Content starts
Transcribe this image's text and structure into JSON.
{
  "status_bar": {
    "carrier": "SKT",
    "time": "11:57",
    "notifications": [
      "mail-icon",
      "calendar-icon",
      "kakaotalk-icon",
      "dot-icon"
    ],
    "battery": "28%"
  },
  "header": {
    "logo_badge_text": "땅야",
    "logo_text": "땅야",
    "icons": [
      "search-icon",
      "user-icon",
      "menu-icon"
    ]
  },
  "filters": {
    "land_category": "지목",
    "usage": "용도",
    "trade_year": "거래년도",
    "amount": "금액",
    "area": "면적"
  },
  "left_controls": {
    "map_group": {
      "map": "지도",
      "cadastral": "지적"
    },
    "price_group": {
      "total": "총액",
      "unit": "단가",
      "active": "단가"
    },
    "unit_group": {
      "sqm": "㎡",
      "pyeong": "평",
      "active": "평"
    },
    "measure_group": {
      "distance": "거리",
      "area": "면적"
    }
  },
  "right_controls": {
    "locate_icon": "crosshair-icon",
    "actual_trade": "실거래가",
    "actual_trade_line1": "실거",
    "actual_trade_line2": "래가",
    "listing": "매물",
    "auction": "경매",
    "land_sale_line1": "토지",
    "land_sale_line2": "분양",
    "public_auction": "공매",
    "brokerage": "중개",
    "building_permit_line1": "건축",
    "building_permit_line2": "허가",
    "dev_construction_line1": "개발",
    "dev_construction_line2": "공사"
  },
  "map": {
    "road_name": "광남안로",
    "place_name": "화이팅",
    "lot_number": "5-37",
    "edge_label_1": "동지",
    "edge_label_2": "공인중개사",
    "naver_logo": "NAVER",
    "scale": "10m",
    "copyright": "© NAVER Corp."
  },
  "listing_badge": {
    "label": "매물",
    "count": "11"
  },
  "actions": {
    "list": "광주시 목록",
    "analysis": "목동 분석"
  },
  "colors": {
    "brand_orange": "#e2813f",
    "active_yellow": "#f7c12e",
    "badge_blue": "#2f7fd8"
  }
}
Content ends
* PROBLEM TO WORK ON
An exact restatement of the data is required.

* SOLUTION
Transcribe this image's text and structure into JSON.
{
  "status_bar": {
    "carrier": "SKT",
    "time": "11:57",
    "notifications": [
      "mail-icon",
      "calendar-icon",
      "kakaotalk-icon",
      "dot-icon"
    ],
    "battery": "28%"
  },
  "header": {
    "logo_badge_text": "땅야",
    "logo_text": "땅야",
    "icons": [
      "search-icon",
      "user-icon",
      "menu-icon"
    ]
  },
  "filters": {
    "land_category": "지목",
    "usage": "용도",
    "trade_year": "거래년도",
    "amount": "금액",
    "area": "면적"
  },
  "left_controls": {
    "map_group": {
      "map": "지도",
      "cadastral": "지적"
    },
    "price_group": {
      "total": "총액",
      "unit": "단가",
      "active": "단가"
    },
    "unit_group": {
      "sqm": "㎡",
      "pyeong": "평",
      "active": "평"
    },
    "measure_group": {
      "distance": "거리",
      "area": "면적"
    }
  },
  "right_controls": {
    "locate_icon": "crosshair-icon",
    "actual_trade": "실거래가",
    "actual_trade_line1": "실거",
    "actual_trade_line2": "래가",
    "listing": "매물",
    "auction": "경매",
    "land_sale_line1": "토지",
    "land_sale_line2": "분양",
    "public_auction": "공매",
    "brokerage": "중개",
    "building_permit_line1": "건축",
    "building_permit_line2": "허가",
    "dev_construction_line1": "개발",
    "dev_construction_line2": "공사"
  },
  "map": {
    "road_name": "광남안로",
    "place_name": "화이팅",
    "lot_number": "5-37",
    "edge_label_1": "동지",
    "edge_label_2": "공인중개사",
    "naver_logo": "NAVER",
    "scale": "10m",
    "copyright": "© NAVER Corp."
  },
  "listing_badge": {
    "label": "매물",
    "count": "11"
  },
  "actions": {
    "list": "광주시 목록",
    "analysis": "목동 분석"
  },
  "colors": {
    "brand_orange": "#e2813f",
    "active_yellow": "#f7c12e",
    "badge_blue": "#2f7fd8"
  }
}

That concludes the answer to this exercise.